Your assignment: Below are records; say how many of their lines include the word "indicator", giving nothing but the number.

Entries supplied:
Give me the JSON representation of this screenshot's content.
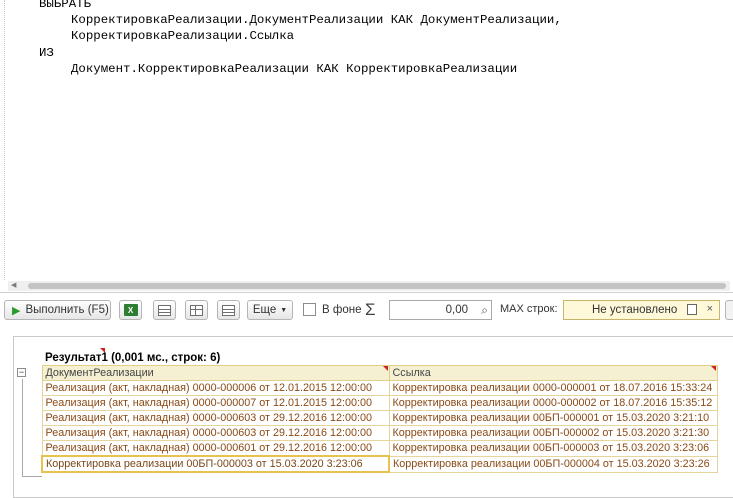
{
  "editor": {
    "lines": [
      "ВЫБРАТЬ",
      "КорректировкаРеализации.ДокументРеализации КАК ДокументРеализации,",
      "КорректировкаРеализации.Ссылка",
      "ИЗ",
      "Документ.КорректировкаРеализации КАК КорректировкаРеализации"
    ]
  },
  "toolbar": {
    "run_label": "Выполнить (F5)",
    "more_label": "Еще",
    "background_label": "В фоне",
    "sum_value": "0,00",
    "max_rows_label": "MAX строк:",
    "max_rows_value": "Не установлено"
  },
  "results": {
    "title": "Результат1 (0,001 мс., строк: 6)",
    "columns": [
      "ДокументРеализации",
      "Ссылка"
    ],
    "rows": [
      [
        "Реализация (акт, накладная) 0000-000006 от 12.01.2015 12:00:00",
        "Корректировка реализации 0000-000001 от 18.07.2016 15:33:24"
      ],
      [
        "Реализация (акт, накладная) 0000-000007 от 12.01.2015 12:00:00",
        "Корректировка реализации 0000-000002 от 18.07.2016 15:35:12"
      ],
      [
        "Реализация (акт, накладная) 0000-000603 от 29.12.2016 12:00:00",
        "Корректировка реализации 00БП-000001 от 15.03.2020 3:21:10"
      ],
      [
        "Реализация (акт, накладная) 0000-000603 от 29.12.2016 12:00:00",
        "Корректировка реализации 00БП-000002 от 15.03.2020 3:21:30"
      ],
      [
        "Реализация (акт, накладная) 0000-000601 от 29.12.2016 12:00:00",
        "Корректировка реализации 00БП-000003 от 15.03.2020 3:23:06"
      ],
      [
        "Корректировка реализации 00БП-000003 от 15.03.2020 3:23:06",
        "Корректировка реализации 00БП-000004 от 15.03.2020 3:23:26"
      ]
    ]
  }
}
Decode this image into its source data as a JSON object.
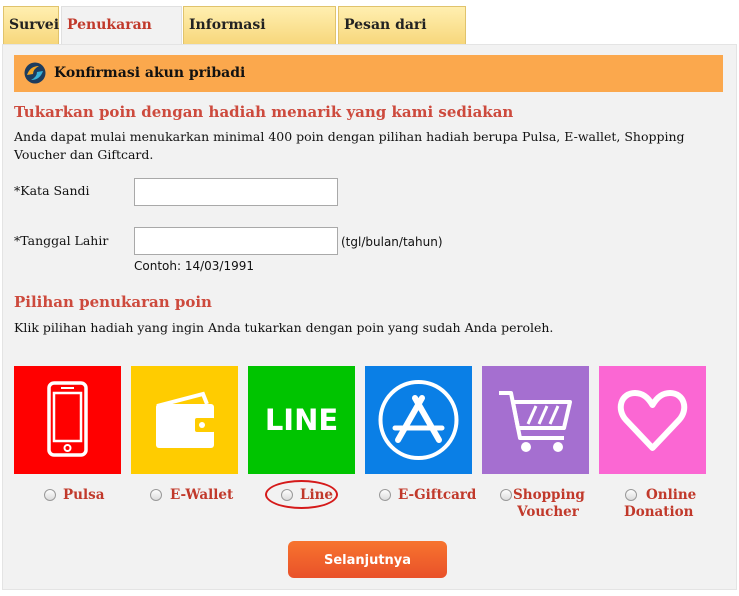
{
  "tabs": [
    {
      "label": "Survei"
    },
    {
      "label": "Penukaran poin"
    },
    {
      "label": "Informasi Registrasi"
    },
    {
      "label": "Pesan dari teman"
    }
  ],
  "header": {
    "title": "Konfirmasi akun pribadi",
    "icon": "logo-icon"
  },
  "section1": {
    "title": "Tukarkan poin dengan hadiah menarik yang kami sediakan",
    "description": "Anda dapat mulai menukarkan minimal 400 poin dengan pilihan hadiah berupa Pulsa, E-wallet, Shopping Voucher dan Giftcard."
  },
  "form": {
    "password_label": "*Kata Sandi",
    "password_value": "",
    "birthdate_label": "*Tanggal Lahir",
    "birthdate_value": "",
    "birthdate_hint": "(tgl/bulan/tahun)",
    "birthdate_example": "Contoh: 14/03/1991"
  },
  "section2": {
    "title": "Pilihan penukaran poin",
    "description": "Klik pilihan hadiah yang ingin Anda tukarkan dengan poin yang sudah Anda peroleh."
  },
  "options": [
    {
      "label": "Pulsa",
      "icon": "phone-icon",
      "color": "#ff0000",
      "selected": false
    },
    {
      "label": "E-Wallet",
      "icon": "wallet-icon",
      "color": "#ffcc00",
      "selected": false
    },
    {
      "label": "Line",
      "icon": "line-logo-icon",
      "color": "#00c400",
      "selected": false,
      "text": "LINE"
    },
    {
      "label": "E-Giftcard",
      "icon": "app-store-icon",
      "color": "#0a7fe6",
      "selected": false
    },
    {
      "label_line1": "Shopping",
      "label_line2": "Voucher",
      "icon": "shopping-cart-icon",
      "color": "#a56fd0",
      "selected": false
    },
    {
      "label_line1": "Online",
      "label_line2": "Donation",
      "icon": "heart-icon",
      "color": "#fb67d3",
      "selected": false
    }
  ],
  "next_button": {
    "label": "Selanjutnya"
  },
  "colors": {
    "accent_red": "#cd4a3d",
    "header_orange": "#fba84d",
    "button_orange": "#f06a2c",
    "highlight": "#d51a1a"
  }
}
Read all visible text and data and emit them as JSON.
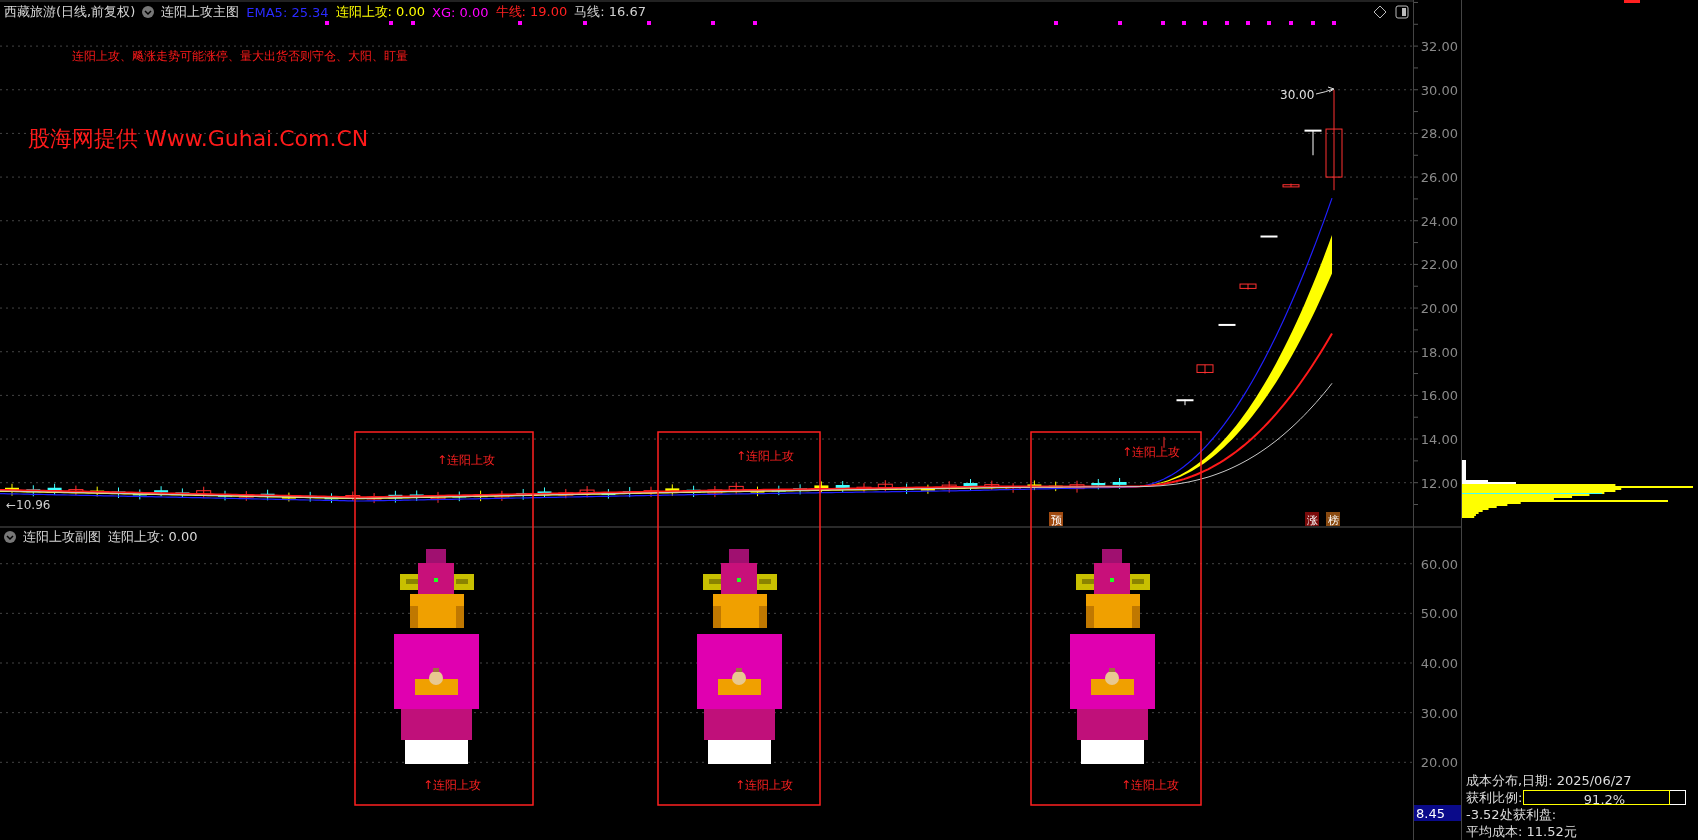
{
  "header": {
    "security": "西藏旅游(日线,前复权)",
    "indicator": "连阳上攻主图",
    "values": [
      {
        "text": "EMA5: 25.34",
        "color": "#2a2aff"
      },
      {
        "text": "连阳上攻: 0.00",
        "color": "#ffff00"
      },
      {
        "text": "XG: 0.00",
        "color": "#ff00ff"
      },
      {
        "text": "牛线: 19.00",
        "color": "#ff2020"
      },
      {
        "text": "马线: 16.67",
        "color": "#d0d0d0"
      }
    ]
  },
  "note": "连阳上攻、飚涨走势可能涨停、量大出货否则守仓、大阳、盯量",
  "banner": "股海网提供 Www.Guhai.Com.CN",
  "price_axis": [
    "32.00",
    "30.00",
    "28.00",
    "26.00",
    "24.00",
    "22.00",
    "20.00",
    "18.00",
    "16.00",
    "14.00",
    "12.00"
  ],
  "high_label": "30.00",
  "low_label": "←10.96",
  "signals": [
    {
      "top_label": "↑连阳上攻",
      "bottom_label": "↑连阳上攻"
    },
    {
      "top_label": "↑连阳上攻",
      "bottom_label": "↑连阳上攻"
    },
    {
      "top_label": "↑连阳上攻",
      "bottom_label": "↑连阳上攻"
    }
  ],
  "tags": [
    {
      "text": "预",
      "color": "#a04a10"
    },
    {
      "text": "涨",
      "color": "#7a0a0a"
    },
    {
      "text": "榜",
      "color": "#8a4a10"
    }
  ],
  "sub_header": {
    "indicator": "连阳上攻副图",
    "value": "连阳上攻: 0.00"
  },
  "sub_axis": [
    "60.00",
    "50.00",
    "40.00",
    "30.00",
    "20.00"
  ],
  "current_value": "8.45",
  "cost_panel": {
    "title": "成本分布,日期: 2025/06/27",
    "ratio_label": "获利比例:",
    "ratio": {
      "level": 0.912,
      "text": "91.2%"
    },
    "profit_line": "-3.52处获利盘:",
    "average": "平均成本: 11.52元"
  }
}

Completed exercise: 2